I’ve officially lost count of the number of times I’ve stood in line at the grocery story, glanced over at the magazine stand and seen headline after headline touting the next best way to “lose ten pounds in ten days,” or “best foods to combat winter fluff.” While I appreciate the sentiment and the thought of having leaner, healthier bodies, when I flip open those magazines to glance through while I wait in line, more often than not the solutions are to pick low-fat options, pick whole grain options, eat more granola bars, or pop anti-gas pills.
Learning by doing isn’t always the best way to do things (especially when it involves having to pop anti-gas pills to lose weight). I can’t say I have ever tried that recommendation, but I’ve definitely been one to choose whole wheat bread instead of white. I’ve eaten more bars than I can remember, but the fluff never seemed to fall off.
And then, I heard something so simply stated that I was sure it wouldn’t work – “Just eat real food.” However, like I said, I learn by doing. Depending on whom you ask, real food may not always have the same definition. The best way I’ve come to understand it is real food is food that is its own ingredient – like meat, apples, oranges, sweet potatoes, broccoli, butter, and cashews. It’s basically non-processed food. If you’re shopping in the grocery store, real food is the food that you find around the perimeter of the store– in the produce section, the deli, or the butcher – and some of the refrigerated sections. That makes shopping a lot easier when you only have to shop the perimeter.
Once I started eating real food, even though it wasn’t low-fat (did you know that low-fat often means replaced with sugar?), I felt better, healthier, leaner. It was the best food experiment I’ve ever completed on myself. Since my experiment, I’ve continued to gain interest in the conjectures of real food, and I have learned quite a bit more.
In this article from Vox, Dr. Richard Smith, former editor of the British Medical Journal, explained why those headlines in Cosmo and other magazines like them (even health-specific magazines) should not always be believed. The science behind these and many widely-spread nutrition lies is based on flawed evidence. After his own dives into popular nutrition science books, he found that policies regarding dietary recommendations have been “based on fragile science, and the long term results may be terrible.”

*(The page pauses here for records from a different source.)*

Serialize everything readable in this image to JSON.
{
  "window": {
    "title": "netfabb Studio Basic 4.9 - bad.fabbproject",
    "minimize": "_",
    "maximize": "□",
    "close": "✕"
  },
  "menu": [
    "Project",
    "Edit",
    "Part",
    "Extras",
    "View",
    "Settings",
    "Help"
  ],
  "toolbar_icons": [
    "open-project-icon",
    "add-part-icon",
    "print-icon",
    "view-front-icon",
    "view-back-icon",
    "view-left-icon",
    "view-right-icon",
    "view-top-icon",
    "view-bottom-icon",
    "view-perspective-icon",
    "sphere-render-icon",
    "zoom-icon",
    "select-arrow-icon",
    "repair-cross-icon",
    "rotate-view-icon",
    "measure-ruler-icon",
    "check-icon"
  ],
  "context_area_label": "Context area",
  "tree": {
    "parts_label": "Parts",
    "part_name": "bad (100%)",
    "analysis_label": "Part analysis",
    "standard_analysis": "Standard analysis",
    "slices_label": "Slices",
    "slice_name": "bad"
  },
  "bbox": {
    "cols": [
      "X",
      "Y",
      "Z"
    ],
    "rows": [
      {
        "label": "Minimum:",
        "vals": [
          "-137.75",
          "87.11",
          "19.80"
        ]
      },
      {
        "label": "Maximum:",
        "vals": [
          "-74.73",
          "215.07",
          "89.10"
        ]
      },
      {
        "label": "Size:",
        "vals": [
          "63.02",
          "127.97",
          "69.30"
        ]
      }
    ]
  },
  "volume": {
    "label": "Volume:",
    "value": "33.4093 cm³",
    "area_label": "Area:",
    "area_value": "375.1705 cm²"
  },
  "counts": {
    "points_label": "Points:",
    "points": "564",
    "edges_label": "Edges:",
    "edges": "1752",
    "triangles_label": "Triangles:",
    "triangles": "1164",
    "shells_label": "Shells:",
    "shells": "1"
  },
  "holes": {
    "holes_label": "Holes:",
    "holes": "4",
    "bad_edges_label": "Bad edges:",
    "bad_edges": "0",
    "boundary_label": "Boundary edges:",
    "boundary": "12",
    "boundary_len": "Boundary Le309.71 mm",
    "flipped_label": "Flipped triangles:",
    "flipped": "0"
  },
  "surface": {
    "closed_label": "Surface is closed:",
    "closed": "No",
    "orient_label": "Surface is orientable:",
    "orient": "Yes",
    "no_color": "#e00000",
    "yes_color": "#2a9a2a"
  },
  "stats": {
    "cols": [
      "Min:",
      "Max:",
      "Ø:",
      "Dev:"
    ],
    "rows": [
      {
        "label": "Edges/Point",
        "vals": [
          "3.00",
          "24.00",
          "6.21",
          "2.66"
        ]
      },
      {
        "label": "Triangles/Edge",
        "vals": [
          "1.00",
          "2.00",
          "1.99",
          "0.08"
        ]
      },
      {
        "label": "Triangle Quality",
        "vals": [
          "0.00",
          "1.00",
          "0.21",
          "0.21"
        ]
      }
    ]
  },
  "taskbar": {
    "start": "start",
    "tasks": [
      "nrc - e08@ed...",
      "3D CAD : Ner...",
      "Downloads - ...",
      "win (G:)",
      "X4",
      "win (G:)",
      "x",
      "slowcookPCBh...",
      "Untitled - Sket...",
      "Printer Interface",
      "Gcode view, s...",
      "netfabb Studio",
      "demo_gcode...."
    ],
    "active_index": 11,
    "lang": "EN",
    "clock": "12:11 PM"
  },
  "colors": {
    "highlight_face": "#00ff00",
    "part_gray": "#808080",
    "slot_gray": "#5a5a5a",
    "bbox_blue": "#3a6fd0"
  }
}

Smith also referenced Nina Teicholz’ book, The Big Fat Surprise (which I also recommend), which sheds light on the weak science that has dictated our health policies. Research that would contradict the Big Food companies and industry in general were, and continue to be, ignored and cast aside, in the name of politics and money. The flawed research is what has actually shaped our policies and agenda, including our dietary guidelines. So, all of these recommendations splashed across health and lifestyle magazines are based on bad science. No wonder the fluff doesn’t fall off!
True science and learning by doing has demonstrated that eating real food really does work. My hope is that the real food movement continues to grow, and that as people like you and me try it for ourselves, we realize the power of food – the real stuff – and the positive impact it can have on our beings.
You don’t have to read the tips in the next fast fix article. Just eat real food.